A firefighter carried Hope’s still body out of the house at 334 Summit Ave, and she was rushed to Meritus Medical Center. She was then flown to the shock trauma center in Baltimore, where she succumbed to injuries from smoke inhalation over the weekend, Fisher said.

When she was carried out of the burning building, Hope had gone about 17 minutes without oxygen, and it took the medical staff nearly 50 minutes to get her heart beating again, Fisher said. Doctors told him her chances of survival were “pretty slim.”

On Friday, Hope was removed from a hyperbaric chamber and taken to another area of shock trauma so doctors could perform a test to determine if her brain was still receiving blood.

The news was grim, Fisher said.

“Unfortunately, there was no blood flow to the brain,” Fisher said.

With Hope on life-support equipment, Fisher said he and Goins were approached by doctors a short time later, asking about the possibility of the child being an organ donor.

“Right from the get-go, he was all for it,” Fisher said of Goins, who he said is expected to make a full recovery from injuries sustained in the fire.

Hope was taken off life support Sunday morning. Her organs were donated to two young boys who needed them to survive, Fisher said.

“She literally was the hope of Kenny and Patricia’s life,” he said. “And even in her death, she became hope for a 2-year-old little boy, who only had days to live and needed a liver. She became hope to a young man, who needed two kidneys.
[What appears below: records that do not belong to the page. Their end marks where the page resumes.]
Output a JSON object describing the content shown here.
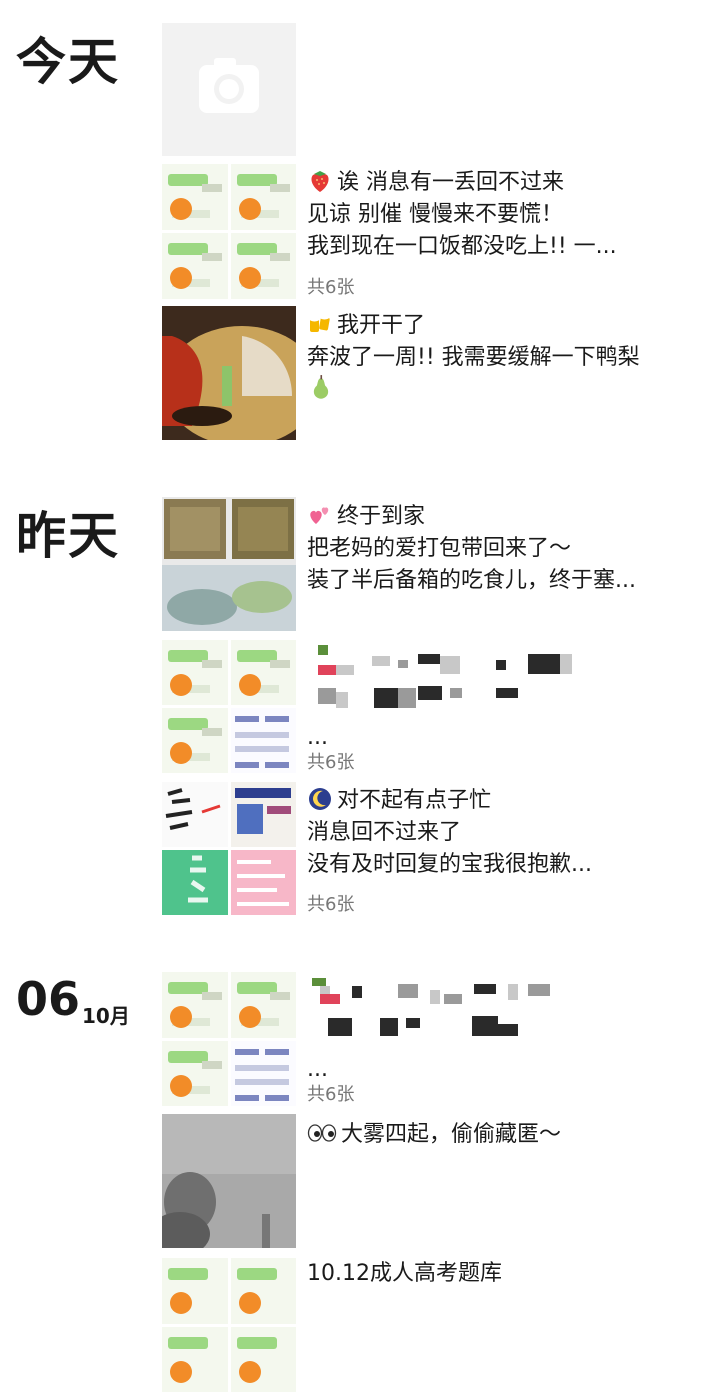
{
  "sections": {
    "today": {
      "label": "今天"
    },
    "yesterday": {
      "label": "昨天"
    },
    "oct6": {
      "day": "06",
      "month": "10月"
    }
  },
  "posts": [
    {
      "id": "camera",
      "type": "camera-placeholder",
      "icon": "camera-icon"
    },
    {
      "id": "p1",
      "emoji": "strawberry",
      "lines": [
        "诶 消息有一丢回不过来",
        "见谅 别催 慢慢来不要慌！",
        "我到现在一口饭都没吃上!! 一..."
      ],
      "count": "共6张"
    },
    {
      "id": "p2",
      "emoji": "beer-mugs",
      "lines": [
        "我开干了",
        "奔波了一周!! 我需要缓解一下鸭梨"
      ],
      "trailing_emoji": "pear"
    },
    {
      "id": "p3",
      "emoji": "two-hearts",
      "lines": [
        "终于到家",
        "把老妈的爱打包带回来了～",
        "装了半后备箱的吃食儿，终于塞..."
      ]
    },
    {
      "id": "p4",
      "lines": [
        "..."
      ],
      "count": "共6张",
      "pixelated": true
    },
    {
      "id": "p5",
      "emoji": "crescent-moon",
      "lines": [
        "对不起有点子忙",
        "消息回不过来了",
        "没有及时回复的宝我很抱歉..."
      ],
      "count": "共6张"
    },
    {
      "id": "p6",
      "lines": [
        "..."
      ],
      "count": "共6张",
      "pixelated": true
    },
    {
      "id": "p7",
      "emoji": "eyes",
      "lines": [
        "大雾四起，偷偷藏匿～"
      ]
    },
    {
      "id": "p8",
      "lines": [
        "10.12成人高考题库"
      ]
    }
  ],
  "colors": {
    "text": "#1a1a1a",
    "count_text": "#777777",
    "accent_green": "#9cd882",
    "accent_orange": "#f28c28"
  }
}
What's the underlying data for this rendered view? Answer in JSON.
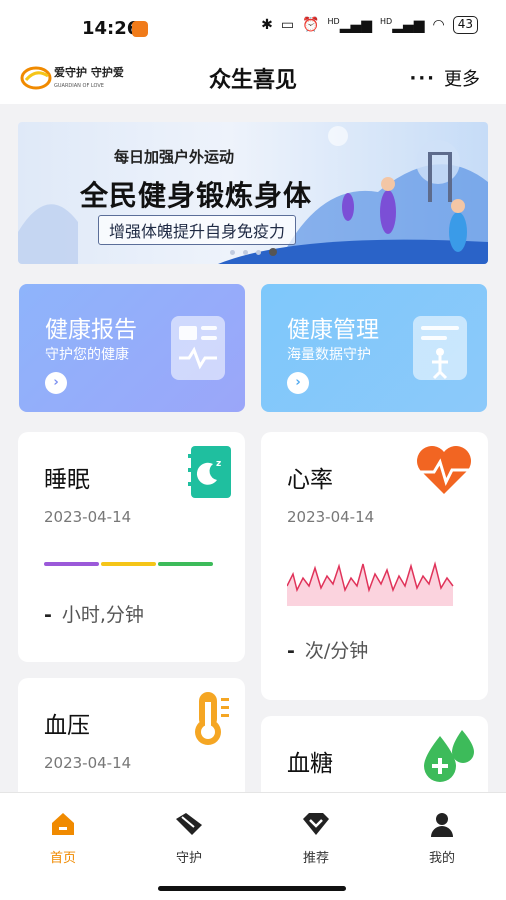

“In her death, she literally saved two people’s lives,” he said.

Fisher, who said he’s “absolutely determined to let people know that she was here, and that she was more than just the little girl who died in the fire,” has set up a fund at Susquehanna Bank in Hope’s name to help offset medical and funeral expenses for the family.

Checks may be made payable to the Hope Goins Fund, he said.

Any leftover funds for the foundation will go to providing free smoke detectors and fire extinguishers to underprivileged families, and aid for people who have been displaced by fire, Fisher said.

There was no fire extinguisher in the Goins’ home, he said.

“I want to keep her name alive. I want to keep her beauty alive,” he said. “And I think one of the ways we can do that is by helping somebody else. I feel like she deserves that. I feel like she lived up to her name, and we should try to live up to her name, too.”

Hope’s godparents, Dan and Susan Fraley of Hagerstown, who were with Fisher at the church, said they were close to the Goins family. The couple regularly attended church with the Goins at Boonsboro Church of God on Lakin Avenue in Boonsboro.

Dan Fraley called the tragedy a wakeup call for families because of “how quick things can change.”

“They totally loved one another, and they totally loved Hope with all their heart, especially (Patricia),” he said.

The family will receive friends at Douglas Fiery Funeral Home Thursday from 6 to 9 p.m. A funeral service at the home will be held Friday at 10 a.m., before Hope and her mother are laid to rest together at Cedar Lawn Memorial Park.


Editor's note: This story was edited April 25, 2012, to correct Patricia Goins' age and the spelling of Quinten Coldsmith's first name.

The Herald-Mail Articles